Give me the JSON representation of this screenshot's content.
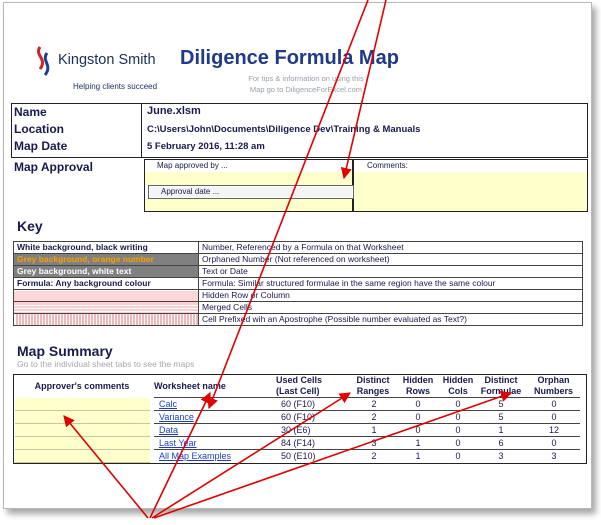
{
  "header": {
    "brand": "Kingston Smith",
    "tagline": "Helping clients succeed",
    "title": "Diligence Formula Map",
    "tips_line1": "For tips & information on using this",
    "tips_line2": "Map go to DiligenceForExcel.com"
  },
  "info": {
    "name_label": "Name",
    "name_value": "June.xlsm",
    "location_label": "Location",
    "location_value": "C:\\Users\\John\\Documents\\Diligence Dev\\Training & Manuals",
    "date_label": "Map Date",
    "date_value": "5 February 2016, 11:28 am",
    "approval_label": "Map Approval",
    "approved_by": "Map approved by ...",
    "comments": "Comments:",
    "approval_date_button": "Approval date ..."
  },
  "key": {
    "title": "Key",
    "rows": [
      {
        "label": "White background, black writing",
        "desc": "Number, Referenced by a Formula on that Worksheet"
      },
      {
        "label": "Grey background, orange number",
        "desc": "Orphaned Number (Not referenced on worksheet)"
      },
      {
        "label": "Grey background, white text",
        "desc": "Text or Date"
      },
      {
        "label": "Formula: Any background colour",
        "desc": "Formula: Similar structured formulae in the same region have the same colour"
      },
      {
        "label": "",
        "desc": "Hidden Row or Column"
      },
      {
        "label": "",
        "desc": "Merged Cells"
      },
      {
        "label": "",
        "desc": "Cell Prefixed wih an Apostrophe (Possible number evaluated as Text?)"
      }
    ]
  },
  "summary": {
    "title": "Map Summary",
    "subtitle": "Go to the individual sheet tabs to see the maps",
    "headers": {
      "approver": "Approver's comments",
      "worksheet": "Worksheet name",
      "used1": "Used Cells",
      "used2": "(Last Cell)",
      "ranges1": "Distinct",
      "ranges2": "Ranges",
      "hrows1": "Hidden",
      "hrows2": "Rows",
      "hcols1": "Hidden",
      "hcols2": "Cols",
      "formulae1": "Distinct",
      "formulae2": "Formulae",
      "orphan1": "Orphan",
      "orphan2": "Numbers"
    },
    "rows": [
      {
        "sheet": "Calc",
        "used": "60 (F10)",
        "ranges": "2",
        "hrows": "0",
        "hcols": "0",
        "formulae": "5",
        "orphans": "0"
      },
      {
        "sheet": "Variance",
        "used": "60 (F10)",
        "ranges": "2",
        "hrows": "0",
        "hcols": "0",
        "formulae": "5",
        "orphans": "0"
      },
      {
        "sheet": "Data",
        "used": "30 (E6)",
        "ranges": "1",
        "hrows": "0",
        "hcols": "0",
        "formulae": "1",
        "orphans": "12"
      },
      {
        "sheet": "Last Year",
        "used": "84 (F14)",
        "ranges": "3",
        "hrows": "1",
        "hcols": "0",
        "formulae": "6",
        "orphans": "0"
      },
      {
        "sheet": "All Map Examples",
        "used": "50 (E10)",
        "ranges": "2",
        "hrows": "1",
        "hcols": "0",
        "formulae": "3",
        "orphans": "3"
      }
    ]
  },
  "colors": {
    "arrow": "#e00000",
    "title": "#1f3a8a",
    "approver_fill": "#ffffcc",
    "link": "#1a3fc4"
  }
}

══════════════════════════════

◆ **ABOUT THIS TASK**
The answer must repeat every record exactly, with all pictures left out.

◆ **SOLUTION TO THIS TASK**
Give me the JSON representation of this screenshot's content.
{
  "header": {
    "brand": "Kingston Smith",
    "tagline": "Helping clients succeed",
    "title": "Diligence Formula Map",
    "tips_line1": "For tips & information on using this",
    "tips_line2": "Map go to DiligenceForExcel.com"
  },
  "info": {
    "name_label": "Name",
    "name_value": "June.xlsm",
    "location_label": "Location",
    "location_value": "C:\\Users\\John\\Documents\\Diligence Dev\\Training & Manuals",
    "date_label": "Map Date",
    "date_value": "5 February 2016, 11:28 am",
    "approval_label": "Map Approval",
    "approved_by": "Map approved by ...",
    "comments": "Comments:",
    "approval_date_button": "Approval date ..."
  },
  "key": {
    "title": "Key",
    "rows": [
      {
        "label": "White background, black writing",
        "desc": "Number, Referenced by a Formula on that Worksheet"
      },
      {
        "label": "Grey background, orange number",
        "desc": "Orphaned Number (Not referenced on worksheet)"
      },
      {
        "label": "Grey background, white text",
        "desc": "Text or Date"
      },
      {
        "label": "Formula: Any background colour",
        "desc": "Formula: Similar structured formulae in the same region have the same colour"
      },
      {
        "label": "",
        "desc": "Hidden Row or Column"
      },
      {
        "label": "",
        "desc": "Merged Cells"
      },
      {
        "label": "",
        "desc": "Cell Prefixed wih an Apostrophe (Possible number evaluated as Text?)"
      }
    ]
  },
  "summary": {
    "title": "Map Summary",
    "subtitle": "Go to the individual sheet tabs to see the maps",
    "headers": {
      "approver": "Approver's comments",
      "worksheet": "Worksheet name",
      "used1": "Used Cells",
      "used2": "(Last Cell)",
      "ranges1": "Distinct",
      "ranges2": "Ranges",
      "hrows1": "Hidden",
      "hrows2": "Rows",
      "hcols1": "Hidden",
      "hcols2": "Cols",
      "formulae1": "Distinct",
      "formulae2": "Formulae",
      "orphan1": "Orphan",
      "orphan2": "Numbers"
    },
    "rows": [
      {
        "sheet": "Calc",
        "used": "60 (F10)",
        "ranges": "2",
        "hrows": "0",
        "hcols": "0",
        "formulae": "5",
        "orphans": "0"
      },
      {
        "sheet": "Variance",
        "used": "60 (F10)",
        "ranges": "2",
        "hrows": "0",
        "hcols": "0",
        "formulae": "5",
        "orphans": "0"
      },
      {
        "sheet": "Data",
        "used": "30 (E6)",
        "ranges": "1",
        "hrows": "0",
        "hcols": "0",
        "formulae": "1",
        "orphans": "12"
      },
      {
        "sheet": "Last Year",
        "used": "84 (F14)",
        "ranges": "3",
        "hrows": "1",
        "hcols": "0",
        "formulae": "6",
        "orphans": "0"
      },
      {
        "sheet": "All Map Examples",
        "used": "50 (E10)",
        "ranges": "2",
        "hrows": "1",
        "hcols": "0",
        "formulae": "3",
        "orphans": "3"
      }
    ]
  },
  "colors": {
    "arrow": "#e00000",
    "title": "#1f3a8a",
    "approver_fill": "#ffffcc",
    "link": "#1a3fc4"
  }
}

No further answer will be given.